Stored data entries
_ _ _

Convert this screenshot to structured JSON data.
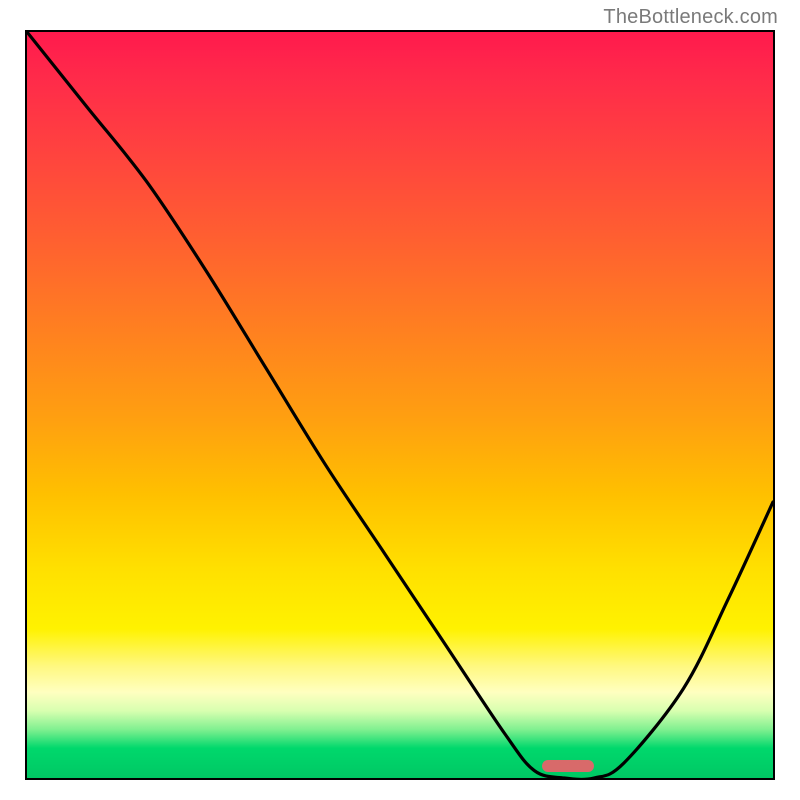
{
  "watermark": "TheBottleneck.com",
  "colors": {
    "marker": "#d86a6a",
    "curve": "#000000",
    "frame": "#000000"
  },
  "chart_data": {
    "type": "line",
    "title": "",
    "xlabel": "",
    "ylabel": "",
    "xlim": [
      0,
      100
    ],
    "ylim": [
      0,
      100
    ],
    "grid": false,
    "series": [
      {
        "name": "bottleneck-curve",
        "x": [
          0,
          8,
          16,
          24,
          32,
          40,
          48,
          56,
          64,
          68,
          72,
          76,
          80,
          88,
          94,
          100
        ],
        "y": [
          100,
          90,
          80,
          68,
          55,
          42,
          30,
          18,
          6,
          1,
          0,
          0,
          2,
          12,
          24,
          37
        ]
      }
    ],
    "marker": {
      "x_start": 69,
      "x_end": 76,
      "y": 0
    }
  }
}
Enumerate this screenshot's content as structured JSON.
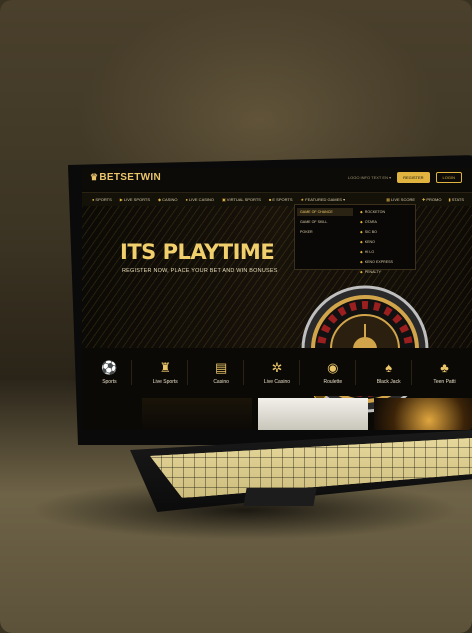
{
  "brand": {
    "name": "BETSETWIN"
  },
  "topbar": {
    "language": "LOGO INFO TEXT  EN ▾",
    "register_label": "REGISTER",
    "login_label": "LOGIN"
  },
  "nav": {
    "items": [
      {
        "label": "SPORTS",
        "icon": "soccer-ball-icon"
      },
      {
        "label": "LIVE SPORTS",
        "icon": "live-icon"
      },
      {
        "label": "CASINO",
        "icon": "casino-icon"
      },
      {
        "label": "LIVE CASINO",
        "icon": "live-casino-icon"
      },
      {
        "label": "VIRTUAL SPORTS",
        "icon": "virtual-icon"
      },
      {
        "label": "E SPORTS",
        "icon": "esports-icon"
      },
      {
        "label": "FEATURED GAMES ▾",
        "icon": "star-icon"
      }
    ],
    "right": [
      {
        "label": "LIVE SCORE",
        "icon": "score-icon"
      },
      {
        "label": "PROMO",
        "icon": "gift-icon"
      },
      {
        "label": "STATS",
        "icon": "stats-icon"
      }
    ]
  },
  "dropdown": {
    "left": [
      {
        "label": "GAME OF CHANCE",
        "active": true
      },
      {
        "label": "GAME OF SKILL",
        "active": false
      },
      {
        "label": "POKER",
        "active": false
      }
    ],
    "right": [
      "ROCKETON",
      "OTARA",
      "SIC BO",
      "KENO",
      "HI LO",
      "KENO EXPRESS",
      "PENALTY"
    ]
  },
  "hero": {
    "title": "ITS PLAYTIME",
    "subtitle": "REGISTER NOW, PLACE YOUR BET AND WIN BONUSES"
  },
  "categories": [
    {
      "label": "Sports",
      "icon": "soccer-ball-icon"
    },
    {
      "label": "Live Sports",
      "icon": "trophy-icon"
    },
    {
      "label": "Casino",
      "icon": "slot-machine-icon"
    },
    {
      "label": "Live Casino",
      "icon": "poker-chip-icon"
    },
    {
      "label": "Roulette",
      "icon": "roulette-icon"
    },
    {
      "label": "Black Jack",
      "icon": "cards-icon"
    },
    {
      "label": "Teen Patti",
      "icon": "cards-fan-icon"
    }
  ],
  "colors": {
    "accent": "#e0b43f",
    "background": "#0b0905"
  }
}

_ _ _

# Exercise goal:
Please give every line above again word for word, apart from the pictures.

# Exercise solution:
Convert this screenshot to structured JSON data.
{
  "watermark": "TheBottleneck.com",
  "colors": {
    "marker": "#d86a6a",
    "curve": "#000000",
    "frame": "#000000"
  },
  "chart_data": {
    "type": "line",
    "title": "",
    "xlabel": "",
    "ylabel": "",
    "xlim": [
      0,
      100
    ],
    "ylim": [
      0,
      100
    ],
    "grid": false,
    "series": [
      {
        "name": "bottleneck-curve",
        "x": [
          0,
          8,
          16,
          24,
          32,
          40,
          48,
          56,
          64,
          68,
          72,
          76,
          80,
          88,
          94,
          100
        ],
        "y": [
          100,
          90,
          80,
          68,
          55,
          42,
          30,
          18,
          6,
          1,
          0,
          0,
          2,
          12,
          24,
          37
        ]
      }
    ],
    "marker": {
      "x_start": 69,
      "x_end": 76,
      "y": 0
    }
  }
}
Enumerate this screenshot's content as structured JSON.
{
  "brand": {
    "name": "BETSETWIN"
  },
  "topbar": {
    "language": "LOGO INFO TEXT  EN ▾",
    "register_label": "REGISTER",
    "login_label": "LOGIN"
  },
  "nav": {
    "items": [
      {
        "label": "SPORTS",
        "icon": "soccer-ball-icon"
      },
      {
        "label": "LIVE SPORTS",
        "icon": "live-icon"
      },
      {
        "label": "CASINO",
        "icon": "casino-icon"
      },
      {
        "label": "LIVE CASINO",
        "icon": "live-casino-icon"
      },
      {
        "label": "VIRTUAL SPORTS",
        "icon": "virtual-icon"
      },
      {
        "label": "E SPORTS",
        "icon": "esports-icon"
      },
      {
        "label": "FEATURED GAMES ▾",
        "icon": "star-icon"
      }
    ],
    "right": [
      {
        "label": "LIVE SCORE",
        "icon": "score-icon"
      },
      {
        "label": "PROMO",
        "icon": "gift-icon"
      },
      {
        "label": "STATS",
        "icon": "stats-icon"
      }
    ]
  },
  "dropdown": {
    "left": [
      {
        "label": "GAME OF CHANCE",
        "active": true
      },
      {
        "label": "GAME OF SKILL",
        "active": false
      },
      {
        "label": "POKER",
        "active": false
      }
    ],
    "right": [
      "ROCKETON",
      "OTARA",
      "SIC BO",
      "KENO",
      "HI LO",
      "KENO EXPRESS",
      "PENALTY"
    ]
  },
  "hero": {
    "title": "ITS PLAYTIME",
    "subtitle": "REGISTER NOW, PLACE YOUR BET AND WIN BONUSES"
  },
  "categories": [
    {
      "label": "Sports",
      "icon": "soccer-ball-icon"
    },
    {
      "label": "Live Sports",
      "icon": "trophy-icon"
    },
    {
      "label": "Casino",
      "icon": "slot-machine-icon"
    },
    {
      "label": "Live Casino",
      "icon": "poker-chip-icon"
    },
    {
      "label": "Roulette",
      "icon": "roulette-icon"
    },
    {
      "label": "Black Jack",
      "icon": "cards-icon"
    },
    {
      "label": "Teen Patti",
      "icon": "cards-fan-icon"
    }
  ],
  "colors": {
    "accent": "#e0b43f",
    "background": "#0b0905"
  }
}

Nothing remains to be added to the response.